Good news! Researchers have discovered a superworm (it's not technically a worm) that can break down polystyrene using an enzyme in it's stomach. It seems to be plastic week at Good News Corp as we reported on the early success from The Ocean Cleanup in their attempt to rid the Great Pacific Garbage Patch of it's plastic clutter, but what is the plan for the plastic once it is removed. Well currently we can recycle plastic, but this only accounts for 9% of the plastic in the world, the rest simply ends up in a landfill or worse - our oceans.
Enter Zophobas moria, the plastic eating superworm, to save our day. At the University of Queensland, researcher Chris Rinke has been experimenting with the enzymes that these worms (again not technically a worm) use to break down plastics. Using DNA sequencing Dr. Rinke has been able to study each enzyme and catalog the specific ones that work in the best conditions. The idea will be to isolate the most potent enzymes and potentially engineer them to be even more efficient and faster at their task. If done correctly we wont even need the worms! Dr. Rinke imagines an application where we can use these enzymes on an industrial scale.

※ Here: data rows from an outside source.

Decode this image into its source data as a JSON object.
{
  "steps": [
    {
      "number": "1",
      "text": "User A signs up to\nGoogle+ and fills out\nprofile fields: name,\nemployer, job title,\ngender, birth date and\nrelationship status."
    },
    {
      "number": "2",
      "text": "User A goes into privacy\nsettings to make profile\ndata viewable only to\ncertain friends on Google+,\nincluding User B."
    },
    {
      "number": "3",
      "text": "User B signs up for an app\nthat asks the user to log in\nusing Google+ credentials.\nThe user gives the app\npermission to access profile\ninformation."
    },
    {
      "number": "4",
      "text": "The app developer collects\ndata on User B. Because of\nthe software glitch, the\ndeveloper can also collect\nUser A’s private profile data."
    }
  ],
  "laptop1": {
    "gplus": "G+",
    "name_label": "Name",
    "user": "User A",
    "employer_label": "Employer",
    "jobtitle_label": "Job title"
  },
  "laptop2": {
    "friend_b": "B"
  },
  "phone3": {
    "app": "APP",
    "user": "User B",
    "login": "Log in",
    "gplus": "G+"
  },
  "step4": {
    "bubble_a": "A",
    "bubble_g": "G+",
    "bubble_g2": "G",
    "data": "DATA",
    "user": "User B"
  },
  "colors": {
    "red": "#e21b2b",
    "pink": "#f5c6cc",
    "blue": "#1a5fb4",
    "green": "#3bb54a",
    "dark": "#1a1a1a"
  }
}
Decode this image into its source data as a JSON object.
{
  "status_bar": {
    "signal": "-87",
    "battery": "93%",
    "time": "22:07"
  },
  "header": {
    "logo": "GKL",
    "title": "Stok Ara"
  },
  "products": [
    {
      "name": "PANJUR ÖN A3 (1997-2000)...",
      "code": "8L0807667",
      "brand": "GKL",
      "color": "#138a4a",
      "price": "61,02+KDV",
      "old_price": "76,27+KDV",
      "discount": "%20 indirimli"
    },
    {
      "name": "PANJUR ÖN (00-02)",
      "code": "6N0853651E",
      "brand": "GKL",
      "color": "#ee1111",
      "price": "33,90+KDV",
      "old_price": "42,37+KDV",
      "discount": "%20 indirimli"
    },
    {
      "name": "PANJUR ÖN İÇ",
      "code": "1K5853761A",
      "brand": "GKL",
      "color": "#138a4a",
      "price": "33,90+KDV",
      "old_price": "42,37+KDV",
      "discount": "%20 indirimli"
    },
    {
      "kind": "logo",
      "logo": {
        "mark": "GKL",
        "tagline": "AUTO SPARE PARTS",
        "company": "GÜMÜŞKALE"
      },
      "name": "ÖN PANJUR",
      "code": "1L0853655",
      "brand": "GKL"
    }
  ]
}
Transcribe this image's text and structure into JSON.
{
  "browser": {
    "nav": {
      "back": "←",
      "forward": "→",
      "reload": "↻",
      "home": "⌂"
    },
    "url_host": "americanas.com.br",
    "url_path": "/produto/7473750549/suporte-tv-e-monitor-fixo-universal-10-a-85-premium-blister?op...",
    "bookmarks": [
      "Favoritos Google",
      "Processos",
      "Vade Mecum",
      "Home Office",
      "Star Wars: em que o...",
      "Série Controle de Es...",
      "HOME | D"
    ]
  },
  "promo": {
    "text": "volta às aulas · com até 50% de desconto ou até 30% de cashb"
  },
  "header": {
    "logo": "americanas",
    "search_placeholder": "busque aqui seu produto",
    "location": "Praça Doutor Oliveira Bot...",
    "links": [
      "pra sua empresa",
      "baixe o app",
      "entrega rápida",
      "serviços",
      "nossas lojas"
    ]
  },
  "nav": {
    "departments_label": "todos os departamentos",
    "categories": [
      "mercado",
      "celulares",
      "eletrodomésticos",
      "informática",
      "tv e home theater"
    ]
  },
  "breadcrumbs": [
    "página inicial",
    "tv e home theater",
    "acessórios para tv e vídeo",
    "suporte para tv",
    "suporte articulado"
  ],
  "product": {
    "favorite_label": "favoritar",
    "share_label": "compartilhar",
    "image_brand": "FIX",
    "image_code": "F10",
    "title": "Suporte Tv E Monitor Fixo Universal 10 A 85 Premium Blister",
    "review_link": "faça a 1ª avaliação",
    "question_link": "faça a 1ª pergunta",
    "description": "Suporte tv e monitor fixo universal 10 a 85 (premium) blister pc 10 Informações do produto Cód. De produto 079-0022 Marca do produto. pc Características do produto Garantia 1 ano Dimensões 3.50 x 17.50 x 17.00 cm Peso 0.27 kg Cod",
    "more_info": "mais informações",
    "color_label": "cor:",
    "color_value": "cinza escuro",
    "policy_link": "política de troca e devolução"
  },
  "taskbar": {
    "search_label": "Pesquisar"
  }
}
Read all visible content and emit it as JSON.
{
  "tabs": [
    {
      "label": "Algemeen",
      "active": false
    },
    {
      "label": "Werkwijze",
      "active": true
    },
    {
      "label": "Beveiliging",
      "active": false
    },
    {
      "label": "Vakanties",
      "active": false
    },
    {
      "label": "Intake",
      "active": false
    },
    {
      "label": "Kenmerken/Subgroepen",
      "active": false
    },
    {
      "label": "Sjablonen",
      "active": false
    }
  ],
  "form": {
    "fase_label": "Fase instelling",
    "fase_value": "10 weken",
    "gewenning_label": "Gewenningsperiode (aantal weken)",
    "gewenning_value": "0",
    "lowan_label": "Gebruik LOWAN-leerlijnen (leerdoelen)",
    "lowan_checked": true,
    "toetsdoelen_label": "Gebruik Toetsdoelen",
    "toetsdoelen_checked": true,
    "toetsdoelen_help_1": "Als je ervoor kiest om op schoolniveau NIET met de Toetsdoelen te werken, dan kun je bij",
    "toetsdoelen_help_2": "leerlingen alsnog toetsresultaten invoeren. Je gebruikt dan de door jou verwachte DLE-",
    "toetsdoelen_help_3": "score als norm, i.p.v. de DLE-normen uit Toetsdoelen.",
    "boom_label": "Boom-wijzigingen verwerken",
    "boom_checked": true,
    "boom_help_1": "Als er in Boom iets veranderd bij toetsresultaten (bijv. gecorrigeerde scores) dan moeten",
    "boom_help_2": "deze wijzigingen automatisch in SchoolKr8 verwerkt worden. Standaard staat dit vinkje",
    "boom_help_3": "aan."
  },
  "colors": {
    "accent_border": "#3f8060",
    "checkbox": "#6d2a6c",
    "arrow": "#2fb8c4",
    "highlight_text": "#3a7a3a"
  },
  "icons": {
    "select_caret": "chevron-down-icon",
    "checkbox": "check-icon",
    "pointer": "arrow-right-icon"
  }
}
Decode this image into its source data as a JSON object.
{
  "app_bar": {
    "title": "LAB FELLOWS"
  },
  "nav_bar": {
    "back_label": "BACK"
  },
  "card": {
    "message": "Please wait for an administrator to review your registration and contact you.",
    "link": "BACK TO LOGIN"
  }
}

"What we are really after is to kind of mimic the superworm - basically have the mechanical shredding that the worm does, and then have bioreactors where we add the enzymes from the microbes and then degrade that on a big, big scale." - Dr. Chris Rinke.